**Exercise aim**
Would you please return the data below verbatim, without its pictures?

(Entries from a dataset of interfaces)
⁂
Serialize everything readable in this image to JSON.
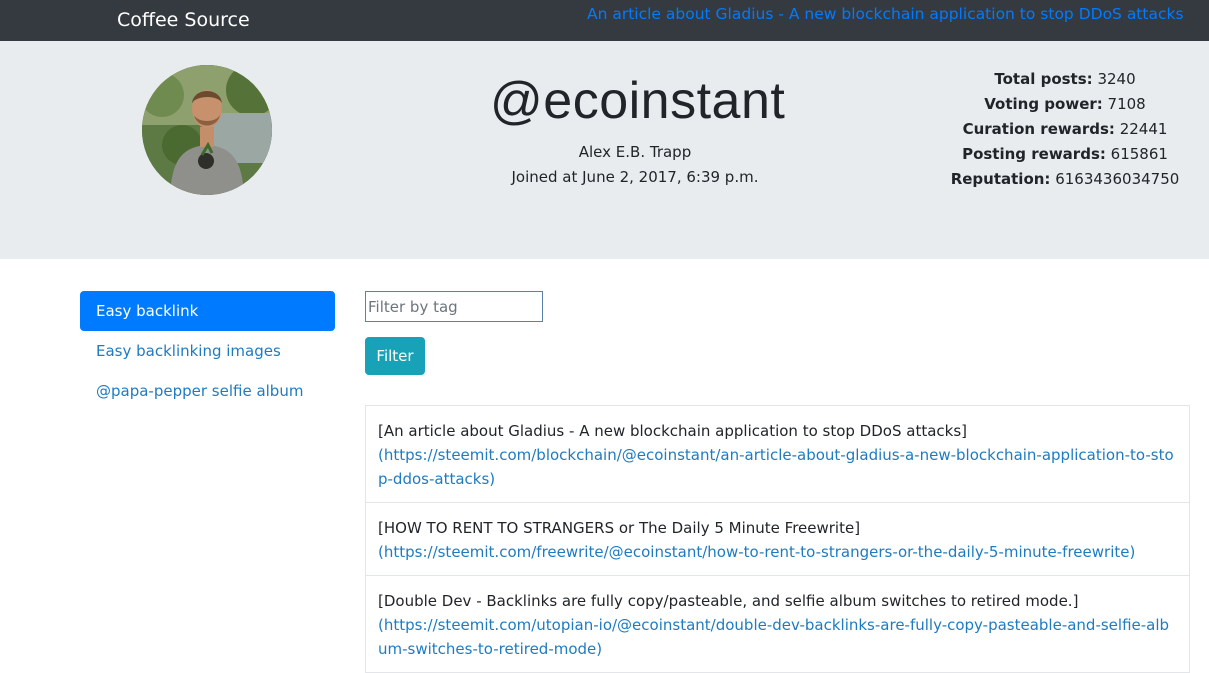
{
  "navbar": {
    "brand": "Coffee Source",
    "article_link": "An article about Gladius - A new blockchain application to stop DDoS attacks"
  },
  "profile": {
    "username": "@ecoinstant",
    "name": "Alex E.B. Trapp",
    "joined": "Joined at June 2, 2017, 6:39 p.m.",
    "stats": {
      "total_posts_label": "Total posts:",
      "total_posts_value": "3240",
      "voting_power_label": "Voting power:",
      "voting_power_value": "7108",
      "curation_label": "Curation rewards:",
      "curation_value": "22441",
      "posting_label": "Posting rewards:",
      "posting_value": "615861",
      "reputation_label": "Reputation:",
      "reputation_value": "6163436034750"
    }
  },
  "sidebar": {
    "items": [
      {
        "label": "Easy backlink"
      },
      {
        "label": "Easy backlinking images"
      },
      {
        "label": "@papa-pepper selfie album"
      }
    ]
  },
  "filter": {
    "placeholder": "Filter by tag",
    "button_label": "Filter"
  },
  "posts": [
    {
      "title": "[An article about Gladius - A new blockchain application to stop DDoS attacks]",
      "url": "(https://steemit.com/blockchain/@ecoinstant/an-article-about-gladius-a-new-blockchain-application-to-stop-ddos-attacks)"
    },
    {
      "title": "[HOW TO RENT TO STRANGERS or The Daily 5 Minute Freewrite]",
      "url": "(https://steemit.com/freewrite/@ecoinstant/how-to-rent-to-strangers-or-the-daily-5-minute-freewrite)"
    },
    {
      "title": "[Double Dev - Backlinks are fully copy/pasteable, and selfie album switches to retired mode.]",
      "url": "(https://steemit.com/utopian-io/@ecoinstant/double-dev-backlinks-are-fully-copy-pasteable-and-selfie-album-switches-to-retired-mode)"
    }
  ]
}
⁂
**Answer below**
Serialize everything readable in this image to JSON.
{
  "navbar": {
    "brand": "Coffee Source",
    "article_link": "An article about Gladius - A new blockchain application to stop DDoS attacks"
  },
  "profile": {
    "username": "@ecoinstant",
    "name": "Alex E.B. Trapp",
    "joined": "Joined at June 2, 2017, 6:39 p.m.",
    "stats": {
      "total_posts_label": "Total posts:",
      "total_posts_value": "3240",
      "voting_power_label": "Voting power:",
      "voting_power_value": "7108",
      "curation_label": "Curation rewards:",
      "curation_value": "22441",
      "posting_label": "Posting rewards:",
      "posting_value": "615861",
      "reputation_label": "Reputation:",
      "reputation_value": "6163436034750"
    }
  },
  "sidebar": {
    "items": [
      {
        "label": "Easy backlink"
      },
      {
        "label": "Easy backlinking images"
      },
      {
        "label": "@papa-pepper selfie album"
      }
    ]
  },
  "filter": {
    "placeholder": "Filter by tag",
    "button_label": "Filter"
  },
  "posts": [
    {
      "title": "[An article about Gladius - A new blockchain application to stop DDoS attacks]",
      "url": "(https://steemit.com/blockchain/@ecoinstant/an-article-about-gladius-a-new-blockchain-application-to-stop-ddos-attacks)"
    },
    {
      "title": "[HOW TO RENT TO STRANGERS or The Daily 5 Minute Freewrite]",
      "url": "(https://steemit.com/freewrite/@ecoinstant/how-to-rent-to-strangers-or-the-daily-5-minute-freewrite)"
    },
    {
      "title": "[Double Dev - Backlinks are fully copy/pasteable, and selfie album switches to retired mode.]",
      "url": "(https://steemit.com/utopian-io/@ecoinstant/double-dev-backlinks-are-fully-copy-pasteable-and-selfie-album-switches-to-retired-mode)"
    }
  ]
}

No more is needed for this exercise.